- **What you should do**
In the material below, find each line holding the string "Windows" and copy it.
[[ Excerpted data, beginning ]]
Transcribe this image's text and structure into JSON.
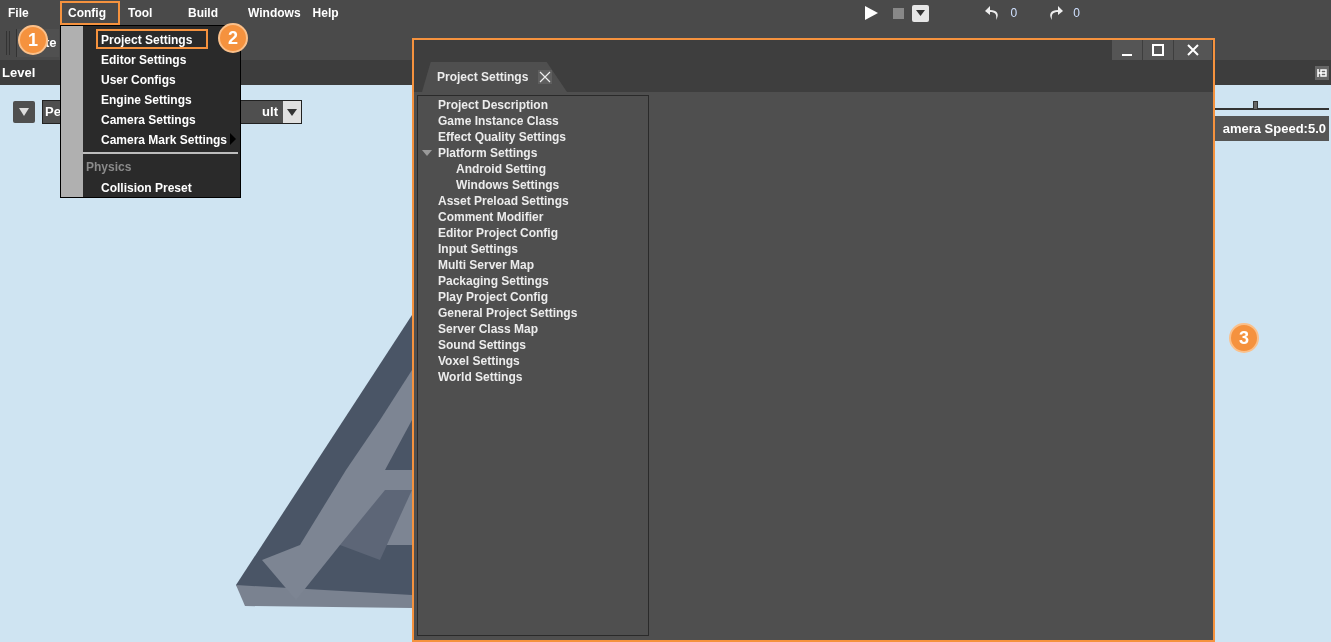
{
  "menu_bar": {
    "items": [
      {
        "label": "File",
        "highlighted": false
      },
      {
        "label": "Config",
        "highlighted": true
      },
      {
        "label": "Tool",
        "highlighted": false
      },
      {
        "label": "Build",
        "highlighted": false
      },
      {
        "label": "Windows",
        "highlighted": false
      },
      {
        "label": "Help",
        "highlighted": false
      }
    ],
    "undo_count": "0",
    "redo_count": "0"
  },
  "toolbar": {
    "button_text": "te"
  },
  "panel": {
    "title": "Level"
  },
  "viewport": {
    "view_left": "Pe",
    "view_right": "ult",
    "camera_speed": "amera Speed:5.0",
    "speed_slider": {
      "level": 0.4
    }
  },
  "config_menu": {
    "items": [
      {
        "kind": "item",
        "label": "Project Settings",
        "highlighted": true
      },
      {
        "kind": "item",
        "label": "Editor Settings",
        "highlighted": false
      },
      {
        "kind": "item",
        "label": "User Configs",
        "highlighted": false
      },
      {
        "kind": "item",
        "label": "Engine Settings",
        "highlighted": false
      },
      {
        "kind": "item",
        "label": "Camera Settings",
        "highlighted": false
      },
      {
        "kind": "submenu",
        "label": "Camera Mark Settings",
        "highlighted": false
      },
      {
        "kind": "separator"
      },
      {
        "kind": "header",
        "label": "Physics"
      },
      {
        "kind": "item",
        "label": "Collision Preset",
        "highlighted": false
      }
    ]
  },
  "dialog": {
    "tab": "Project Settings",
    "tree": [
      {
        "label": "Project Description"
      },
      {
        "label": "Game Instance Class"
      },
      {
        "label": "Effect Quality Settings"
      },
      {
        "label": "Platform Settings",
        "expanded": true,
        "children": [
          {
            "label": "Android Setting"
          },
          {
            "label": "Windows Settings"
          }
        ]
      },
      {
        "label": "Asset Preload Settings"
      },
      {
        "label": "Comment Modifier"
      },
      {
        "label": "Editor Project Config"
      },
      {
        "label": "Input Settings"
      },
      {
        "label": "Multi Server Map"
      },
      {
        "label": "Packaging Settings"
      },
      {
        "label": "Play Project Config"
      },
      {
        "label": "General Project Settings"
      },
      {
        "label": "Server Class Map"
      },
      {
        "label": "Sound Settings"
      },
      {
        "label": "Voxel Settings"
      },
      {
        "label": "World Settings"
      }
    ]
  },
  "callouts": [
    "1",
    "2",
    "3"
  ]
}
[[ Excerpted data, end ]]
- **Task response**
        "label": "Windows",
            "label": "Windows Settings"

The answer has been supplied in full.